Critical Care |

Funky Filament in the Blood: Nocardia Bacteremia FREE TO VIEW

Tasneem Shah, MD; Arunima Rajbhandary, MD; Paras Dedhia, MD; Urooj Fatima, MD
Author and Funding Information

Robert Packer Hospital, Sayre, PA

Chest. 2013;144(4_MeetingAbstracts):350A. doi:10.1378/chest.1702903
Text Size: A A A
Published online


SESSION TITLE: Critical Care Student/Resident Case Report Posters IV

SESSION TYPE: Medical Student/Resident Case Report

PRESENTED ON: Tuesday, October 29, 2013 at 01:30 PM - 02:30 PM

INTRODUCTION: Nocardia is a gram positive branching filamentous organism and it can disseminate to any organ. Nocardia bacteremia is rare, even in severely immunocompromised patients with underlying malignancies.

CASE PRESENTATION: A 51-year-old male presented to the emergency room with productive cough, shortness of breath and left-sided pleuritic chest pain of 2 weeks duration. His past medical history was significant for chronic granulomatous disease of unclear etiology on multiple biopsies (thought to be Sarcoidosis).He was being treated with prednisone and Methotrexate since 4-5 years. On physical exam, he was febrile, tachycardic, hypotensive and was saturating 94% on 3 liters of nasal cannula with decreased breath sound and dullness to percussion on left side. CT chest was suggestive of left sided loculated hydropneumothorax .He underwent video assisted thoracic surgery with drainage and partial decortications. He was started on Oral Bactrim and Linezolid based on gram positive branching rods on day 7of hospitalization. CDC reported his final blood culture as Nocardia veteran. Sputum and pleural fluid cultures were also positive for Nocardia. He developed thrombocytopenia due to Linezolid and could not tolerate Bactrim due to nausea. Antibiotics were switched to Ceftriaxone and Imipienem. Later in the course of hospitalization, he developed VII,IX and X cranial nerve palsy. MRI of the brain showed rim-enhancing lesion in the posterior left temporal gyrus .Biopsy of laryngeal wall was obtained which was positive for Herpes simplex virus. He had a complicated course and eventually he succumbed to death.

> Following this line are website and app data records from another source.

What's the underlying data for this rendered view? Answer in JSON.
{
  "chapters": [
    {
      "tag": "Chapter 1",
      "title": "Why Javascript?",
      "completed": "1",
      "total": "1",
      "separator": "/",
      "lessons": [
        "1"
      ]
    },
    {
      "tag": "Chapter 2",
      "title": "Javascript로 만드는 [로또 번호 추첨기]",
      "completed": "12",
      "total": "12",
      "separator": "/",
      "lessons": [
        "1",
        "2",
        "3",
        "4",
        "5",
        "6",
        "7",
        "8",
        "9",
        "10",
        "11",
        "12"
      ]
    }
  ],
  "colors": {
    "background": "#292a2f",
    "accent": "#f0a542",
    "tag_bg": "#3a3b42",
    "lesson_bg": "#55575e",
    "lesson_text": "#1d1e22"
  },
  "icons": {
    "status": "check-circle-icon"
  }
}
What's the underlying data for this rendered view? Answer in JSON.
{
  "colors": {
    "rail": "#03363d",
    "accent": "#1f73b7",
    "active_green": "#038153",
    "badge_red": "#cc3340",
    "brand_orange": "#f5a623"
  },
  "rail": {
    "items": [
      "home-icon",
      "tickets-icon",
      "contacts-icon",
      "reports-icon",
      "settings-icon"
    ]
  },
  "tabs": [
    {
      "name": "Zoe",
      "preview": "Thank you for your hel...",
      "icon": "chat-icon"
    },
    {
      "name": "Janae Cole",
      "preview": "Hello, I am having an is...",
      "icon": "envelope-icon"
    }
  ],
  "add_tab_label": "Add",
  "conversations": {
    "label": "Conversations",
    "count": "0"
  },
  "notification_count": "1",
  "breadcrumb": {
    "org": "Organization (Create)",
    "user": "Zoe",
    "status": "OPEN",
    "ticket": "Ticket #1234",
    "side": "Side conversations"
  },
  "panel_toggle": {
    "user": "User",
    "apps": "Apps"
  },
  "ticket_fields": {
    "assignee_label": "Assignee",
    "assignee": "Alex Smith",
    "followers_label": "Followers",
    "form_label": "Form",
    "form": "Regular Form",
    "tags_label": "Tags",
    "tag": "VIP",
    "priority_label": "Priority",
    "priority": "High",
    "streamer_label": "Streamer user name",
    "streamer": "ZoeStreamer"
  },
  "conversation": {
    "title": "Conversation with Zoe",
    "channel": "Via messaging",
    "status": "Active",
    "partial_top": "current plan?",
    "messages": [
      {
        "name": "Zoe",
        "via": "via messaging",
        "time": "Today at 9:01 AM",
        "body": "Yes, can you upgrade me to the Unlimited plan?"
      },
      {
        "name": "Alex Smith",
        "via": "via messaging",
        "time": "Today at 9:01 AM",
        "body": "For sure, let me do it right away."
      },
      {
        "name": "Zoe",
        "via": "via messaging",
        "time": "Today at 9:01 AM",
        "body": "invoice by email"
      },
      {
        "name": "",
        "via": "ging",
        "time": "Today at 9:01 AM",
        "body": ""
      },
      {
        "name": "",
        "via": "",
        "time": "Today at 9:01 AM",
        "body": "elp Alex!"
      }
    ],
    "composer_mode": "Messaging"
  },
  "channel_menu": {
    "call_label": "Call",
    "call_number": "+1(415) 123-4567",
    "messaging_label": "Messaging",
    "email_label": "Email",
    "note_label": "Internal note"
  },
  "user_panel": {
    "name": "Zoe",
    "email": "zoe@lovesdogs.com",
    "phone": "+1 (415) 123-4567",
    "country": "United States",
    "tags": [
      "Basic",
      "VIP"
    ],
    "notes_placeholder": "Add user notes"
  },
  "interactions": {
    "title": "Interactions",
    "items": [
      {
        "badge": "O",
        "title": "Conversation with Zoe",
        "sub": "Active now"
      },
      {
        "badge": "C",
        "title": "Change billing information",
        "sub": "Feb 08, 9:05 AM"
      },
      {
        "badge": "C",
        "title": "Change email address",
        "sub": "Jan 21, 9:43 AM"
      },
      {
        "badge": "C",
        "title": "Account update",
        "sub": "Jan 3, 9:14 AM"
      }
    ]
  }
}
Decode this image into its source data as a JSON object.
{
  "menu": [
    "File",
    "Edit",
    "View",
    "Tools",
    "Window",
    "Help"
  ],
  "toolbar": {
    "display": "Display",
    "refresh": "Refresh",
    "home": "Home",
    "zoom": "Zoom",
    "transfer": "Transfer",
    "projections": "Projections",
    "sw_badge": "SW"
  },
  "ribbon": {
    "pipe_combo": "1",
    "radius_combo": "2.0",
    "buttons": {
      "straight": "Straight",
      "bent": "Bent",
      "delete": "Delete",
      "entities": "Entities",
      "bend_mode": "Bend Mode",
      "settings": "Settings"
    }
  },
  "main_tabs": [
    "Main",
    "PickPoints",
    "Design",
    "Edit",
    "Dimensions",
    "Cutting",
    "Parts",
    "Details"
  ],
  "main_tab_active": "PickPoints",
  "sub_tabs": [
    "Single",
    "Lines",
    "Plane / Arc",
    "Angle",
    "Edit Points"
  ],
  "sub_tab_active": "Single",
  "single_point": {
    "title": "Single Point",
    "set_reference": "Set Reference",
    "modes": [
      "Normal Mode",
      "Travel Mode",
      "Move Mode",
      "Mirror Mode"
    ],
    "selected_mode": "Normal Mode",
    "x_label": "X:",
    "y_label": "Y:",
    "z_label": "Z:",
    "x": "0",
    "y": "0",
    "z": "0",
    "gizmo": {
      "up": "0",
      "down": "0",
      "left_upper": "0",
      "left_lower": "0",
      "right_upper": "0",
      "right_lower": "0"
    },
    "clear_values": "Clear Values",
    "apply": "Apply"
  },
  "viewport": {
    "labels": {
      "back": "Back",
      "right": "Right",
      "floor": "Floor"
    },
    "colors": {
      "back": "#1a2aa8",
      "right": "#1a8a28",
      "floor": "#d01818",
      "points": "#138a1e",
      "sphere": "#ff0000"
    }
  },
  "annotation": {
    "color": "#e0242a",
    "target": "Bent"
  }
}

DISCUSSION: Although Nocardia species can be recovered in most blood culture systems, this rarely occurs despite frequent hematogenous dissemination.(1) The lungs are the primary site of nocardial infection in more than two-thirds of cases. Presence of another bacteremia should not lead to consider the gram positive rods as contaminant. Species identification is essential due to different susceptibilities and resistance to the antibiotics.(2) Mortality rate of almost 85% have been reported in disseminated form of the disease.

CONCLUSIONS: This case emphasizes that Nocardia bacteremia is critical because of limited antibiotic choices for successful therapy and increased mortality seen with delayed recognition of disseminated disease

Reference #1: 1)Nocardiosis: a case series and a mini review of clinical and microbiological features M.J. Agterof1*, T. van der Bruggen2, M. Tersmette2, E.J. ter Borg3, J.M.M. van den Bosch4, D.H. Biesma1; Netherlands journal of medicine

Reference #2: 2) Infection caused by Nocardia farcinica: case report and review. Eur J Clin Microbiol Infect Dis 2000;19(3):205-12. Torres OH, Domingo P, Pericas R, Boiron P, Montiel JA, Vazquez G.

Reference #3: 3) Kontoyiannis DP, Ruoff K, Hooper DC.Report of 4 cases and review of the literature.Infectious Disease Division, Massachusetts General Hospital, Harvard Medical School, Boston, USA.

DISCLOSURE: The following authors have nothing to disclose: Tasneem Shah, Arunima Rajbhandary, Paras Dedhia, Urooj Fatima

No Product/Research Disclosure Information




Citing articles are presented as examples only. In non-demo SCM6 implementation, integration with CrossRef’s "Cited By" API will populate this tab (http://www.crossref.org/citedby.html).

Some tools below are only available to our subscribers or users with an online account.

Related Content

Customize your page view by dragging & repositioning the boxes below.

Find Similar Articles
CHEST Journal Articles
PubMed Articles
  • CHEST Journal
    Print ISSN: 0012-3692
    Online ISSN: 1931-3543